I’m surprised I haven’t seen this one posted. Perhaps it’s because its eggcorn status is slightly questionable, as it doesn’t make more sense per se. My cite for it is the Toronto Star, October 13, 2007, page L12, “Thinking outside the bowl” by David Rider: “In Canada, neither the federal nor provincial governments have followed suit.”
Maybe because “follow suit” is the original phrase; it comes from card games like bridge in which the first player in a given round plays a card, and each of the other players must play another card of that same suit if they have any. “Follow suite” is the eggcorn, one that I hadn’t heard before.
56,400 for “follow suite”
1,870,000 for “follow suit”
Merriam-Webster Online at m-w.com:
— follow suit
1: to play a card of the same suit as the card led
2: to follow an example set
Well, now, what do you know! I grew up with the “suite” spelling for sets of cards, even as they were always pronounced like “suit.” It didn’t occur to me even to check, as I was so familiar with that one. And when I’m playing cards, no one is writing it down! But now that you tell me, I see that it is so. Quite remarkable—it’s rare for me to make an error in spelling, because knowing correct spelling is my job. But cards don’t really come up in the text I work with.
Last edited by sesquiotic (2007-10-14 23:48:27)
But obviously you’re not the only one, since Google says it has “about 56,400” hits for “follow suite”. So we do have an eggcorn here, but this thread is mistitled. How do we fix that?
Hm! I just tried and I don’t think I can. I think this forum software doesn’t allow it. I’ll poke around some more, but we might need an admin to do it.
Hi. I made the requested fix. —Pat
We had a previous discussion on suit/suite.

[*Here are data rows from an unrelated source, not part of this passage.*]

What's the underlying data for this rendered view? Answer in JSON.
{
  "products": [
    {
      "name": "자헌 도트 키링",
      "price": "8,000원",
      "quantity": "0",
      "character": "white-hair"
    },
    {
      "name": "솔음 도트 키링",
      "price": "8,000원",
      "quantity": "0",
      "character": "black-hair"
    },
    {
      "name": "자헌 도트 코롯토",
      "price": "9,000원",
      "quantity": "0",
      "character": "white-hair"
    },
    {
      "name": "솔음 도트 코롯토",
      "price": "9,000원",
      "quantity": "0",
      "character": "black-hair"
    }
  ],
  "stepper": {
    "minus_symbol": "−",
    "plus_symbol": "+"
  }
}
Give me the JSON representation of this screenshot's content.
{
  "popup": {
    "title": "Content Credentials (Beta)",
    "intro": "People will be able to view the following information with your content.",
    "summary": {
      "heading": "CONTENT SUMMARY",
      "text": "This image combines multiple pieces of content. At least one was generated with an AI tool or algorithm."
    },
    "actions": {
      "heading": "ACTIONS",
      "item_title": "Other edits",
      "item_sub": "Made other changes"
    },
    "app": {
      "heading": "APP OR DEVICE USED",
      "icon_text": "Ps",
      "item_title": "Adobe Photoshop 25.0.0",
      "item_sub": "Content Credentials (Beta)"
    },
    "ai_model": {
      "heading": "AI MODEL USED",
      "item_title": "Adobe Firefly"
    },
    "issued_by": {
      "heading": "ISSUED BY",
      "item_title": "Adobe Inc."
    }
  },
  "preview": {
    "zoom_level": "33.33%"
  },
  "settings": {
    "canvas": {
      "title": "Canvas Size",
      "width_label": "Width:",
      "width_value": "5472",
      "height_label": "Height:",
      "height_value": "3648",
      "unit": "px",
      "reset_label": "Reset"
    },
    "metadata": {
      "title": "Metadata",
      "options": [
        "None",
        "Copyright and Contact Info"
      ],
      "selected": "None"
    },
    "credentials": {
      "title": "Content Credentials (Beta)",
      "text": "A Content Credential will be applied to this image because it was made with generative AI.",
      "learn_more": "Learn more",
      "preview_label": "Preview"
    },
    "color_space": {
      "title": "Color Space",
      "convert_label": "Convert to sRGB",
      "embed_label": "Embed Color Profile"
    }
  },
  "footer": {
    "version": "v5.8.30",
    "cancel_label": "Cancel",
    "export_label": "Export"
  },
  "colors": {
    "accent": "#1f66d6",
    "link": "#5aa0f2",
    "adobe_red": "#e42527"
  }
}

I didn’t get a chance to reread it to see if anything was really resolved, but here it is:
bedroom suite (vs. suit) by Lisa Contribute! 11 2007-05-09 09:44:35 by jorkel